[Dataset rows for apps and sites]
::::
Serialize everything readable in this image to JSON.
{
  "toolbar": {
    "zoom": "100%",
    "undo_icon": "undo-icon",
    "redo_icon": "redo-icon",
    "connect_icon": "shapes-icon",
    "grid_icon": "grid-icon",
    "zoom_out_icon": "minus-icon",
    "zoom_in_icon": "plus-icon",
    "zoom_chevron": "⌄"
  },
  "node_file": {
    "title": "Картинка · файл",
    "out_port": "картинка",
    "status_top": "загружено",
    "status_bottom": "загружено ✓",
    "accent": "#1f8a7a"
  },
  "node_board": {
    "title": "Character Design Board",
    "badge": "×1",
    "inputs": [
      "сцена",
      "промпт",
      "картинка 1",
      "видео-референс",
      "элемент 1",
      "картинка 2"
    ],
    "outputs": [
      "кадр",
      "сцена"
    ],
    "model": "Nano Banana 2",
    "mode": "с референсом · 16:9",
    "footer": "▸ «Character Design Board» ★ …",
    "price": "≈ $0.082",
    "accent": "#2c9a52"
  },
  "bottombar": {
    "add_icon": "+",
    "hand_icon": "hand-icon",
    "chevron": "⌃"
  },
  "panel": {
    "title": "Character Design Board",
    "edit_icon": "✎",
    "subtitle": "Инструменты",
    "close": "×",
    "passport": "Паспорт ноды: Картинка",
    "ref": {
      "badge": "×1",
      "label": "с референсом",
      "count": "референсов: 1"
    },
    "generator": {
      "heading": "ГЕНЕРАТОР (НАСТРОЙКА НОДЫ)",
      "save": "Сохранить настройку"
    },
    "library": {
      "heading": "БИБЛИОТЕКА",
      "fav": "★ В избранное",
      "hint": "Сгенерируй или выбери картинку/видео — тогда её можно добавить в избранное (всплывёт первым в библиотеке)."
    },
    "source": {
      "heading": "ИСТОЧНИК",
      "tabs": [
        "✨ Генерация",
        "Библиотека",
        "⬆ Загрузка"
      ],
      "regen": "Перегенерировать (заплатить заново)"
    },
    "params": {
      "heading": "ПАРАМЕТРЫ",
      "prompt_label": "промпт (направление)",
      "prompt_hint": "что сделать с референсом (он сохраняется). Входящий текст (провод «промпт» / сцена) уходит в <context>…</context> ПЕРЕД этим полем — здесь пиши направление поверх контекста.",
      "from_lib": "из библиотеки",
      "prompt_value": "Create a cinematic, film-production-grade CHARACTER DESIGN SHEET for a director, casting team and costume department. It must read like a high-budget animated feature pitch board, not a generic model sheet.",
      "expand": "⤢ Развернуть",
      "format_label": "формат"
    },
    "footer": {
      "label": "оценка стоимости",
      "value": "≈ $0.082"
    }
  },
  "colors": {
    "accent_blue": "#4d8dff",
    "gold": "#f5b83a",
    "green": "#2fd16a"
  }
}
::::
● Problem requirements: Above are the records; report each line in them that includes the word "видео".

● Worked solution:
      "видео-референс",
      "hint": "Сгенерируй или выбери картинку/видео — тогда её можно добавить в избранное (всплывёт первым в библиотеке)."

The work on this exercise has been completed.